• Creatine treatment improved memory as compared to placebo across 10 studies worldwide.
  • Subgroup analysis showed that memory improvement was more significant in seniors than in younger individuals.
  • Treatment duration and gender did not influence the results.

Creatine is often used as a supplement either shortly before or immediately after exercise to help increase strength and improve physical performance. It is necessary for energy production and is used to make adenosine triphosphate (ATP), the main energy molecule in the body. It can be obtained from one’s diet but is also made in the liver, kidneys, and brain. Despite its fame in being an exercise supplement, multiple studies have also shown that it can be beneficial for brain health, especially memory improvement.

A recent meta-analysis – a process used to merge and understand multiple studies – published in Nutrition Reviews, evaluated the multiple studies used to determine the effectiveness of creatine use for memory performance. Supplementing with creatine has been shown to increase brain creatine, which helps provide faster energy and helps maintain energy production in the mitochondria (the cell’s powerhouse). Memory – the ability to process and retain information – consumes a lot of energy, and thus creatine supplementation for memory has been under study. After looking at multiple studies, the researchers found that, overall, creatine supplementation improved memory as compared to placebo. Analyzing by subgroup showed that older adults had significant memory improvement as compared to younger adults. Additionally, the duration of treatment and gender did not seem to influence the results.

“This systematic review and meta-analysis revealed that creatine monohydrate supplementation has a beneficial effect on memory performance in healthy individuals,” the scientists wrote.

Creatine Helps with Memory in Older Adults

The researchers looked at 10 different randomized controlled trials – in which participants are randomly selected for treatment or placebo to help minimize bias when investigating a new treatment – covering 225 participants, split between placebo and treatment. The studies were conducted around the world – in the United Kingdom, New Zealand, Brazil, and the United States – as well as in both sexes and across various age ranges.
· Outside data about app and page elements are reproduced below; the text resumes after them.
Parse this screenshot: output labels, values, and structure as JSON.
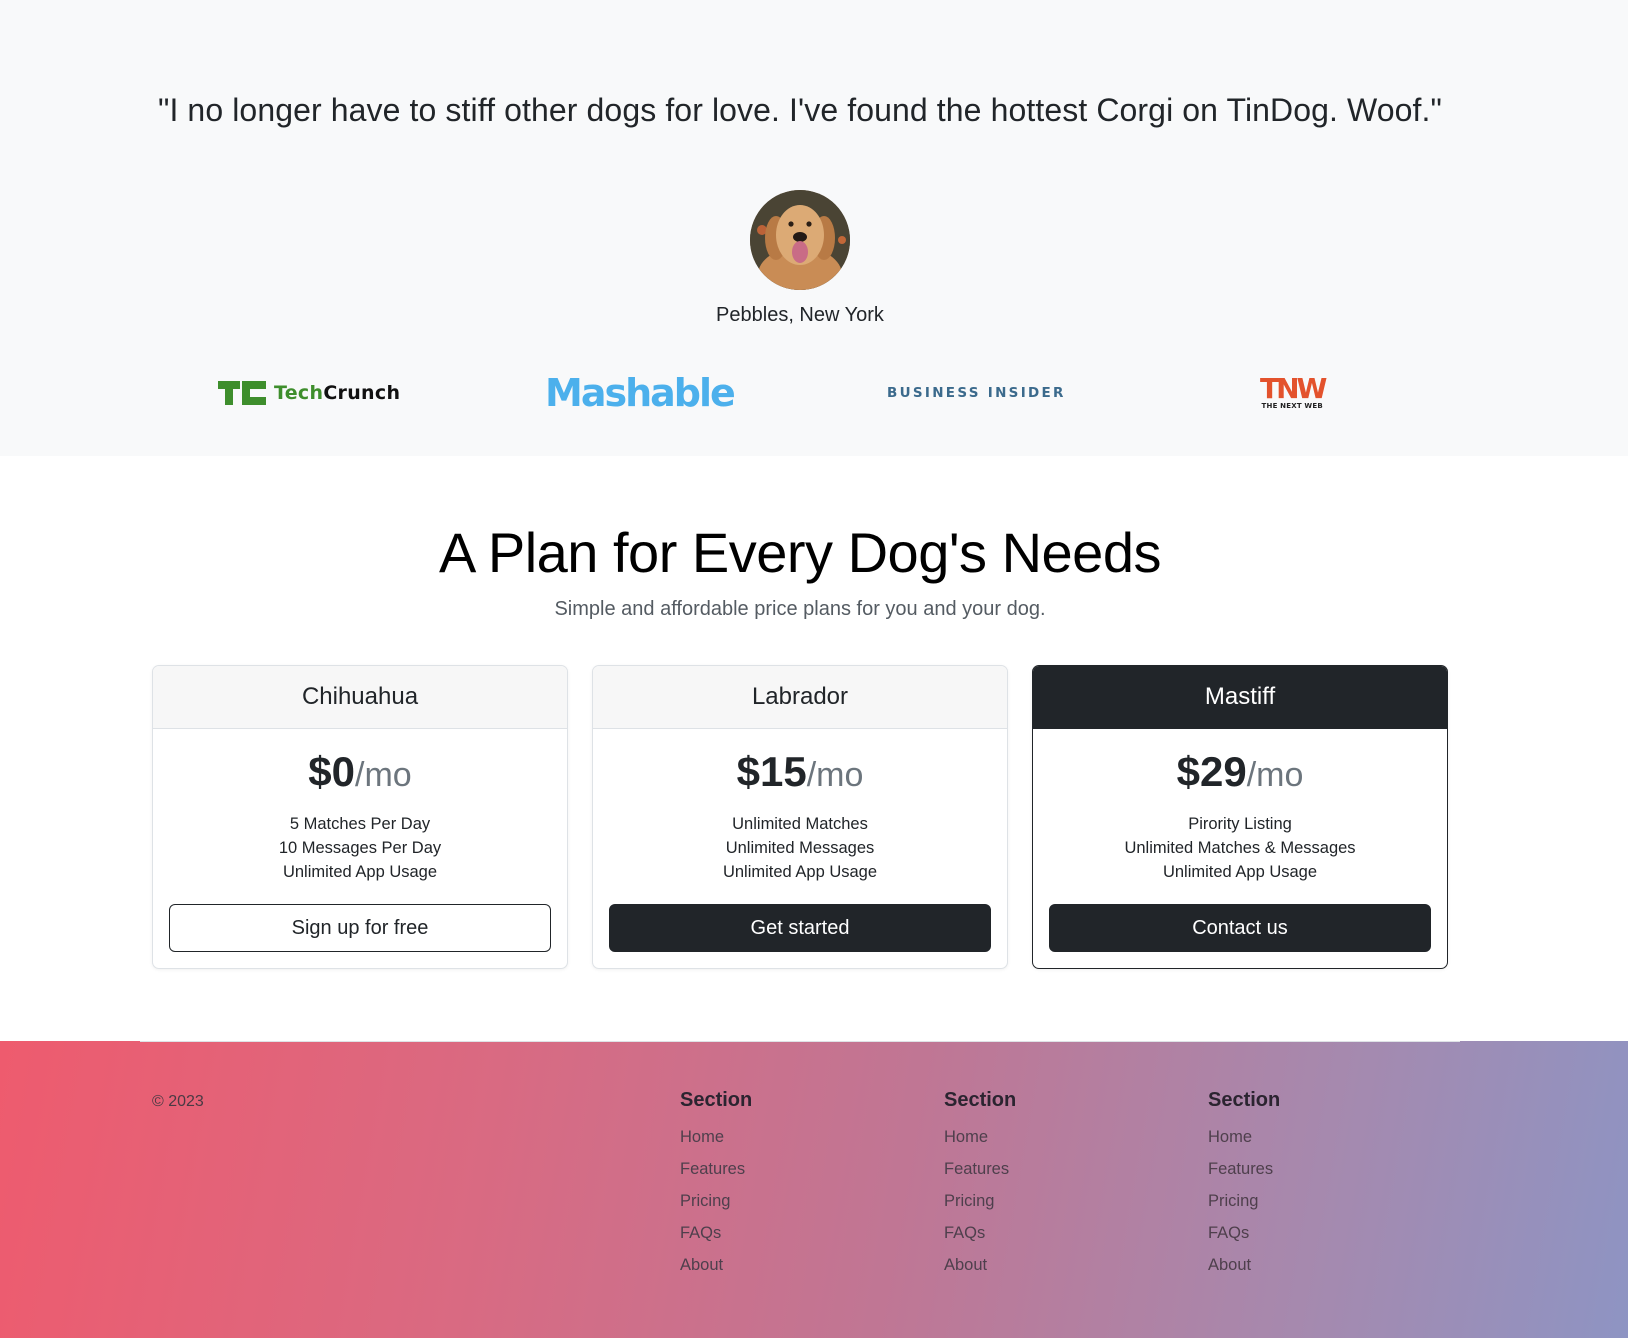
{
  "testimonial": {
    "quote": "\"I no longer have to stiff other dogs for love. I've found the hottest Corgi on TinDog. Woof.\"",
    "author": "Pebbles, New York",
    "avatar_icon": "dog-avatar-photo"
  },
  "press": {
    "logos": [
      {
        "name": "TechCrunch",
        "part1": "Tech",
        "part2": "Crunch",
        "color": "#3e8e2c"
      },
      {
        "name": "Mashable",
        "text": "Mashable",
        "color": "#4cb0ec"
      },
      {
        "name": "Business Insider",
        "text": "BUSINESS INSIDER",
        "color": "#3b6a8c"
      },
      {
        "name": "The Next Web",
        "text": "TNW",
        "subtext": "THE NEXT WEB",
        "color": "#e3522c"
      }
    ]
  },
  "pricing": {
    "title": "A Plan for Every Dog's Needs",
    "subtitle": "Simple and affordable price plans for you and your dog.",
    "plans": [
      {
        "name": "Chihuahua",
        "price": "$0",
        "period": "/mo",
        "features": [
          "5 Matches Per Day",
          "10 Messages Per Day",
          "Unlimited App Usage"
        ],
        "button": "Sign up for free"
      },
      {
        "name": "Labrador",
        "price": "$15",
        "period": "/mo",
        "features": [
          "Unlimited Matches",
          "Unlimited Messages",
          "Unlimited App Usage"
        ],
        "button": "Get started"
      },
      {
        "name": "Mastiff",
        "price": "$29",
        "period": "/mo",
        "features": [
          "Pirority Listing",
          "Unlimited Matches & Messages",
          "Unlimited App Usage"
        ],
        "button": "Contact us"
      }
    ]
  },
  "footer": {
    "copyright": "© 2023",
    "gradient": [
      "#ee5b6e",
      "#8e94c3"
    ],
    "columns": [
      {
        "heading": "Section",
        "links": [
          "Home",
          "Features",
          "Pricing",
          "FAQs",
          "About"
        ]
      },
      {
        "heading": "Section",
        "links": [
          "Home",
          "Features",
          "Pricing",
          "FAQs",
          "About"
        ]
      },
      {
        "heading": "Section",
        "links": [
          "Home",
          "Features",
          "Pricing",
          "FAQs",
          "About"
        ]
      }
    ]
  }
}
The minimum length of creatine supplementation was 5 days, and the maximum was 24 weeks, with a slew of time points in between. A majority of the studies, 70%, used 20 grams of creatine, while one used 5 grams, one used 3 grams, and one used 2.2 grams. Most used creatine monohydrate in powder form, and one used encapsulated creatine. 

The investigators used a variety of memory assessment tools, which asked participants to recall numbers, letters, or block sequences after having some time to memorize them. They found that memory performance improved with creatine use.

(Prokopidis et al., 2023 | Nutrition Reviews) Creatine Supplementation Improves Memory When all the groups are combined and comparisons are made between placebo versus creatine supplementation, creatine supplementation leads to improved memory as compared to placebo.

Prokopidis and colleagues also looked at subgroup analysis, separating the study groups by age, dosage, treatment duration, and gender. By doing so, they found that creatine was not associated with memory improvements in younger individuals (ages 11-31), but rather only in older adults (ages 66-76). Furthermore, higher doses of creatine – above 5 grams – did not lead to increased memory improvement. Neither treatment duration nor gender affected results.

(Prokopidis et al., 2023 | Nutrition Reviews) Older Adults Treated with Creatine Supplementation Had Memory Improvements Looking at subgroup analysis, and dividing the studies between those that looked at younger adults and children, as compared to those who studied older adults, showed that older adults treated with creatine had memory improvements, while younger adults and children did not.

Creatine for Brain Health

Prokopidis and colleagues show here that across 10 placebo-controlled studies, there seems to be memory improvement when healthy individuals are given creatine, especially among older individuals. The researchers do mention that there is some risk of bias given that over half of the studies lacked information on how their randomization was applied; however, despite the need for caution because of this, this meta-analysis points towards creatine being effective for memory improvement and highlights a need for larger clinical trials addressing creatine’s benefits for memory improvement and possible benefits for other aspects of brain health.

Previous research has shown that creatine may decline with age, and those with lower creatine levels may have a more robust response to supplementation, meaning seniors with lower creatine levels show more memory improvement when supplemented because their baseline levels are low. Other research groups have also performed analyses of the current creatine research and reached similar conclusions, that aged or stressed individuals may have greater benefit from creatine supplementation than other groups. Additionally, individual studies done in older adults showed that creatine does help with memory recall, but more studies with long-term follow-up are needed.

Additionally, many of the creatine studies featured in the meta-analyses lack baseline measurements – measurements of creatine levels prior to starting supplementation. Despite the fact that more research is needed, creatine has relatively few side effects and has a host of benefits. As always, speak to your healthcare provider before starting or stopping any medications or supplements.